The literary talk is open to the public Feb. 10 in Glenn Memorial Auditorium on the college's main campus near Decatur, the Atlanta Journal-Constitution reported.
"The lecture will be an examination of how the lives of writers intertwine with their work, and in what ways, if at all, the life can be said to be the best explanation of that work," Rushdie said in a statement.
The author began a five-year writer-in-residence program at Emory last spring, the Journal-Constitution said.
Rushdie became famous when he was forced to go into hiding for a decade after he was condemned to death in 1989 by the former Iranian spiritual leader Ayatullah Ruhollah Khomeini for his book "The Satanic Verses."
Emory officials declined to discuss security plans for Rushdie's upcoming lecture.

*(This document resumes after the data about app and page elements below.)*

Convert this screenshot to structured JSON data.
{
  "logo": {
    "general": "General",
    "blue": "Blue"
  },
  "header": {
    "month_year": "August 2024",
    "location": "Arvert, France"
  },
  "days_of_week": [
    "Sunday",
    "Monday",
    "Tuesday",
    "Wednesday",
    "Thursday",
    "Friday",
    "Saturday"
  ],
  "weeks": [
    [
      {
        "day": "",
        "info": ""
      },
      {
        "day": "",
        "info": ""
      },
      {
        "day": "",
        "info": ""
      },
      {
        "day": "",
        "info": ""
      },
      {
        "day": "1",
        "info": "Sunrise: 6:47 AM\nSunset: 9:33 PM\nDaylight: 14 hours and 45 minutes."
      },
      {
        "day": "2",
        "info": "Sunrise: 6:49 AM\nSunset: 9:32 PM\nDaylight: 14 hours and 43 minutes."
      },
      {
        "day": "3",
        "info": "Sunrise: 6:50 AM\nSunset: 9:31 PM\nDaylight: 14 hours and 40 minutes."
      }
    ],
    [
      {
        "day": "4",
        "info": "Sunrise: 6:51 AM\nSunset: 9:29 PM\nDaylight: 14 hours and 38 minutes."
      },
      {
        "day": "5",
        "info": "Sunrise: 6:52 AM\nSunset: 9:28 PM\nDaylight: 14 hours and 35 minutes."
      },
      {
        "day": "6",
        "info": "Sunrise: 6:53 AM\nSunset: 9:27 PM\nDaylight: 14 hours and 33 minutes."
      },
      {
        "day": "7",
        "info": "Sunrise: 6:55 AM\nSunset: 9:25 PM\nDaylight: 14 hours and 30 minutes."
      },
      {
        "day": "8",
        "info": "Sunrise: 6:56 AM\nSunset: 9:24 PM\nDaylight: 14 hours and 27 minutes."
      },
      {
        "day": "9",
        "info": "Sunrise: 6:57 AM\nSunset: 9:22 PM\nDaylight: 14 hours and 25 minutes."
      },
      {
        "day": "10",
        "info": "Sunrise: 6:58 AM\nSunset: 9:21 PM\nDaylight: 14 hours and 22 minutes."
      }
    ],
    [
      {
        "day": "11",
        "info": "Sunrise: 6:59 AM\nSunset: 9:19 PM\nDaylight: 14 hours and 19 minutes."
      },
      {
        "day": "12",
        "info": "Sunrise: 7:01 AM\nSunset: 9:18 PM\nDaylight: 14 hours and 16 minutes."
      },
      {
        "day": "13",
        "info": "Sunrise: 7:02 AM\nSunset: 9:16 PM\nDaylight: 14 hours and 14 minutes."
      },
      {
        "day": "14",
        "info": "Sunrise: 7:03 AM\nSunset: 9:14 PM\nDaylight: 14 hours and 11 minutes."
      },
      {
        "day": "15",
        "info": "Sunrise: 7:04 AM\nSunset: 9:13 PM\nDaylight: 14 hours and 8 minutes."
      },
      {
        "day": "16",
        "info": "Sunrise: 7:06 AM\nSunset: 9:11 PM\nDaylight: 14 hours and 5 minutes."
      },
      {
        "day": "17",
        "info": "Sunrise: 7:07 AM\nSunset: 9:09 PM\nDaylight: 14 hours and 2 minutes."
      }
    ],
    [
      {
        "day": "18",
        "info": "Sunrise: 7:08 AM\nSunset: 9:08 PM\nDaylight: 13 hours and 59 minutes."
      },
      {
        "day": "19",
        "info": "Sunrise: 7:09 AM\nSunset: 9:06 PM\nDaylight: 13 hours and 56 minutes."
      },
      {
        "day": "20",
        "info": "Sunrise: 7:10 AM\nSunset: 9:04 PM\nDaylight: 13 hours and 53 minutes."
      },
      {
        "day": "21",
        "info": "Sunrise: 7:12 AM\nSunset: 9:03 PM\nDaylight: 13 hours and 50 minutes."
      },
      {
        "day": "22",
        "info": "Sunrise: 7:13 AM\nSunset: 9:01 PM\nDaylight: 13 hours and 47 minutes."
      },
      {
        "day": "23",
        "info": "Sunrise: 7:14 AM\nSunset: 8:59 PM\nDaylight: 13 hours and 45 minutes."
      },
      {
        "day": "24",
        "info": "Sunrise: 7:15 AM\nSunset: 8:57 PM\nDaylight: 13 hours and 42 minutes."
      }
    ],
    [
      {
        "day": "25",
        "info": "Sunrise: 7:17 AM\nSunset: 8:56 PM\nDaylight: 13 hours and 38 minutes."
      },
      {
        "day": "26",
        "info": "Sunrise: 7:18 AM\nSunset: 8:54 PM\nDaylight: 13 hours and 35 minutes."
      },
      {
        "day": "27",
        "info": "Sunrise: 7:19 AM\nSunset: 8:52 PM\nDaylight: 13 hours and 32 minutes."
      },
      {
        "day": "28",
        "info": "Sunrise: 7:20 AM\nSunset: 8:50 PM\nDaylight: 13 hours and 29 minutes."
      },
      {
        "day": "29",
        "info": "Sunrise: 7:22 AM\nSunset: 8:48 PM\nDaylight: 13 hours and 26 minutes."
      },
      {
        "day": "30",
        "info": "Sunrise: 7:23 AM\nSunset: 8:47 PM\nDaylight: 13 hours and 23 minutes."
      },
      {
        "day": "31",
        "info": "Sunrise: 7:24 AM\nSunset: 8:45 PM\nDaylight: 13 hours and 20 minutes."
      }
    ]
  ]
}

"We will take whatever precautions necessary," Emory spokeswoman Elaine Justice told the newspaper.